**EXERCISE INPUT:**
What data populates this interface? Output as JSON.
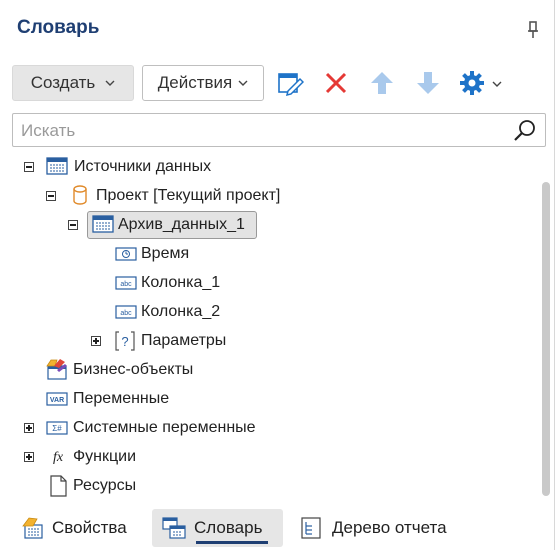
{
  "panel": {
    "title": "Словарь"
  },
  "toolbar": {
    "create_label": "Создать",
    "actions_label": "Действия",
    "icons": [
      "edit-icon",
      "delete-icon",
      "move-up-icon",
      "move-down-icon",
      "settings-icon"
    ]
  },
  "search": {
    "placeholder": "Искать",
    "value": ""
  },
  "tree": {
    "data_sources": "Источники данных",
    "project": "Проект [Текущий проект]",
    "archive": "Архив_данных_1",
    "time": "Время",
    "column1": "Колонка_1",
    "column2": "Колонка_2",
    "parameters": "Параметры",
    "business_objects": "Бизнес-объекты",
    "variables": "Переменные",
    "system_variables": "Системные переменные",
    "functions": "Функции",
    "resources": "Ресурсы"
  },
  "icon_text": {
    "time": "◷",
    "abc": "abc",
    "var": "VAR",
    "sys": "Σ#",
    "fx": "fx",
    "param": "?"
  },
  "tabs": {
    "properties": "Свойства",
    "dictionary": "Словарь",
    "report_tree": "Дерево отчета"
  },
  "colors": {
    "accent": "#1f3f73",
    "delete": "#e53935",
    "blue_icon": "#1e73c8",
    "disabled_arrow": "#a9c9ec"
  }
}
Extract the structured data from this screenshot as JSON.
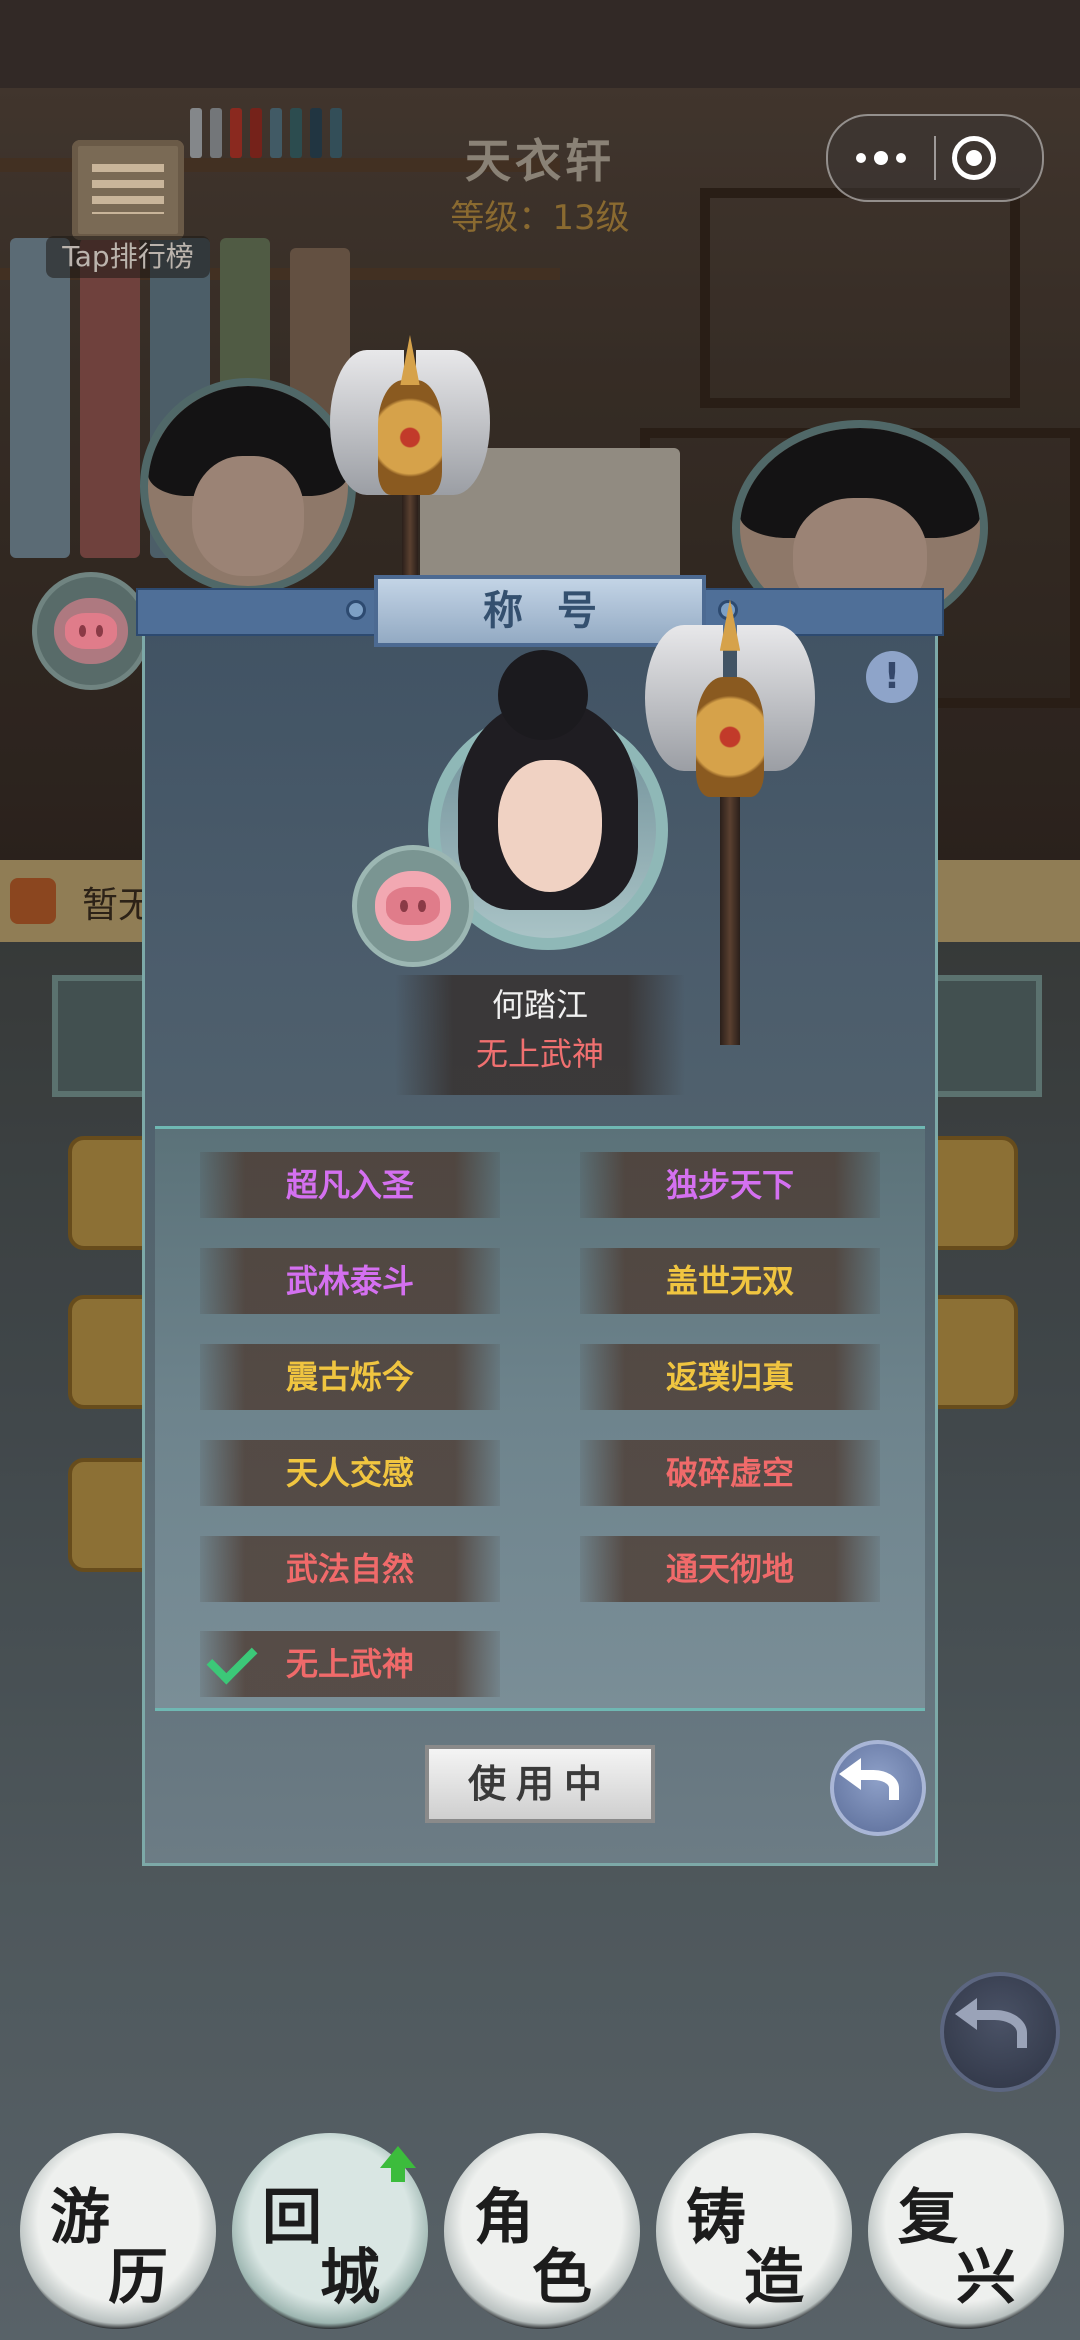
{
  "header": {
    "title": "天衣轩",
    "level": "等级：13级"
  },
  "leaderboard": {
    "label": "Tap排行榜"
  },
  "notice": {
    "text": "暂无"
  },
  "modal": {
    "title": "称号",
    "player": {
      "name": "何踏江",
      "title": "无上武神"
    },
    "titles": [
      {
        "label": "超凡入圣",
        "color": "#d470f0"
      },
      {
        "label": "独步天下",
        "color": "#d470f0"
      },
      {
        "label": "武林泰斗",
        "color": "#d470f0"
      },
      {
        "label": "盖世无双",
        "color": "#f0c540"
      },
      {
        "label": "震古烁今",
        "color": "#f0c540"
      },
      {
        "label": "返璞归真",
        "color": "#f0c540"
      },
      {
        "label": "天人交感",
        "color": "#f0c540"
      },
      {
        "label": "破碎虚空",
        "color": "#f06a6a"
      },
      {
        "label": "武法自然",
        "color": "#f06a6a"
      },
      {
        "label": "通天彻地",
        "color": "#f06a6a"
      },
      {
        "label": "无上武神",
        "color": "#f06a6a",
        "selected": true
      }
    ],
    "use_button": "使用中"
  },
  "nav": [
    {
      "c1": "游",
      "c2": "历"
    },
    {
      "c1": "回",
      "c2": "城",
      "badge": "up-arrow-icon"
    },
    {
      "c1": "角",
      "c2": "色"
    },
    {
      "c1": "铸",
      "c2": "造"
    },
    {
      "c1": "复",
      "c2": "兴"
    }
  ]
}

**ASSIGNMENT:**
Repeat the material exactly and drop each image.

**OUTPUT OF THE EXERCISE:**
What data populates this interface? Output as JSON.
{
  "panel": {
    "title": "Словарь"
  },
  "toolbar": {
    "create_label": "Создать",
    "actions_label": "Действия",
    "icons": [
      "edit-icon",
      "delete-icon",
      "move-up-icon",
      "move-down-icon",
      "settings-icon"
    ]
  },
  "search": {
    "placeholder": "Искать",
    "value": ""
  },
  "tree": {
    "data_sources": "Источники данных",
    "project": "Проект [Текущий проект]",
    "archive": "Архив_данных_1",
    "time": "Время",
    "column1": "Колонка_1",
    "column2": "Колонка_2",
    "parameters": "Параметры",
    "business_objects": "Бизнес-объекты",
    "variables": "Переменные",
    "system_variables": "Системные переменные",
    "functions": "Функции",
    "resources": "Ресурсы"
  },
  "icon_text": {
    "time": "◷",
    "abc": "abc",
    "var": "VAR",
    "sys": "Σ#",
    "fx": "fx",
    "param": "?"
  },
  "tabs": {
    "properties": "Свойства",
    "dictionary": "Словарь",
    "report_tree": "Дерево отчета"
  },
  "colors": {
    "accent": "#1f3f73",
    "delete": "#e53935",
    "blue_icon": "#1e73c8",
    "disabled_arrow": "#a9c9ec"
  }
}
Extract the structured data from this screenshot as JSON.
{
  "header": {
    "title": "天衣轩",
    "level": "等级：13级"
  },
  "leaderboard": {
    "label": "Tap排行榜"
  },
  "notice": {
    "text": "暂无"
  },
  "modal": {
    "title": "称号",
    "player": {
      "name": "何踏江",
      "title": "无上武神"
    },
    "titles": [
      {
        "label": "超凡入圣",
        "color": "#d470f0"
      },
      {
        "label": "独步天下",
        "color": "#d470f0"
      },
      {
        "label": "武林泰斗",
        "color": "#d470f0"
      },
      {
        "label": "盖世无双",
        "color": "#f0c540"
      },
      {
        "label": "震古烁今",
        "color": "#f0c540"
      },
      {
        "label": "返璞归真",
        "color": "#f0c540"
      },
      {
        "label": "天人交感",
        "color": "#f0c540"
      },
      {
        "label": "破碎虚空",
        "color": "#f06a6a"
      },
      {
        "label": "武法自然",
        "color": "#f06a6a"
      },
      {
        "label": "通天彻地",
        "color": "#f06a6a"
      },
      {
        "label": "无上武神",
        "color": "#f06a6a",
        "selected": true
      }
    ],
    "use_button": "使用中"
  },
  "nav": [
    {
      "c1": "游",
      "c2": "历"
    },
    {
      "c1": "回",
      "c2": "城",
      "badge": "up-arrow-icon"
    },
    {
      "c1": "角",
      "c2": "色"
    },
    {
      "c1": "铸",
      "c2": "造"
    },
    {
      "c1": "复",
      "c2": "兴"
    }
  ]
}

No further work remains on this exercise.